A symbolic novel about the American Dream, sad and romantic. It’s been so long since I’ve read it, but I remember the main character, Nick, and his potential love interest, Jordan Baker. The lost romance between Gatsby and Daisy was truly haunting. A classic novel.
1984 by George Orwell, published in 1949, is the signature dystopian novel. Inspiring later literature like The Hunger Games, Orwell’s frightening story of a totalitarian government and their oppression of the people strikes a chord with the political fears of people in the 20th century and today. A fascinating and unforgettable read, in ways reminiscent of … Continue reading Book Review: 1984 by George Orwell
In my experience, Moby Dick (1851) by Herman Melville cannot be read outside of academia, with a professor to walk you through the meaning of the text. Or at least, I’m biased because this was my experience as a junior in high school! And it was wonderful!! This is the classic tale of a whale … Continue reading Book Review: Moby Dick by Herman Melville
In the book rendition of The Phantom of the Opera, later to be converted into the famous play, there is nothing supernatural about the Phantom. He's really just sort of a weirdo, named Erik, who devised a bunch of special effects and secret passages in the opera house. An odd yet original and imaginative novel for … Continue reading Book Review: The Phantom of the Opera by Gaston Lereux
The Jane Austen resurgence was all the rage when I was in high school! Other authors started publishing fan fiction based off her characters, new film renditions of her work took to the silver screen, even books about people reading her books became popular! I began reading her because, at age fourteen, I was bored … Continue reading 4 Books by Jane Austen

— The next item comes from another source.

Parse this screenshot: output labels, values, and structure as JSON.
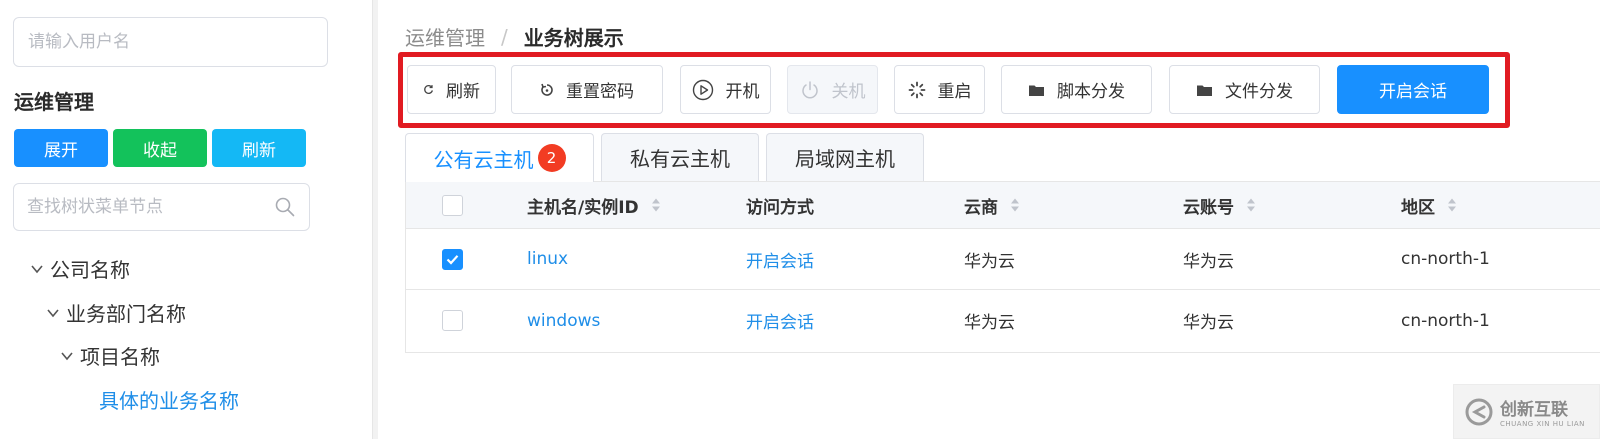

In the summer of tenth grade going into eleventh, I read 3 books by Mark Twain: The Adventures of Tom Sawyer, The Adventures of Huckleberry Finn, and Pudd’nhead Wilson. To begin with Tom & Huck (1876 and 1884, respectively), whose stories really run together for me: I had grown up watching various film versions of … Continue reading Author Spotlight: Mark Twain
I read this Barnes & Noble H.G. Wells omnibus one summer, back when I was in high school. The Time Machine is the story of a time traveler who voyages into the future and meets bizarre human-like species - and almost doesn’t get back to his own time. I could imagine this was the original Star Trek when it first … Continue reading Author Spotlight: H.G. Wells
I read Jane Eyre (1847) by Charlotte Bronte when I was in tenth grade. I’d grown up watching the various film renditions, so was already fond of the story. As such, I loved the experience of reading the novel. The title character is a physically plain but intelligent young woman who sets out to become … Continue reading Book Review: Jane Eyre by Charlotte Bronte
A surprisingly easy-to-read (for the era in which it was written) novel by Oscar Wilde about a vain young man named Dorian Gray. Mysteriously, he retains his youth, while his portrait ages. What I found most interesting (again, for the era) were the homosexual undertones and also the fact that the protagonist was not a particular likable character.
This classic Bradbury sci-fi was required reading in my freshman English class. It takes place in a dystopian future where books are illegal, and the job of firemen is to burn books, rather than put out fires. Most memorable was a strange Luna Lovegood-like character named Clarisse. A very good novel.
A well-known piece of French Existential literature about a man coping with the death of his mother. While fairly readable for its simplicity, it's a rather bleak read.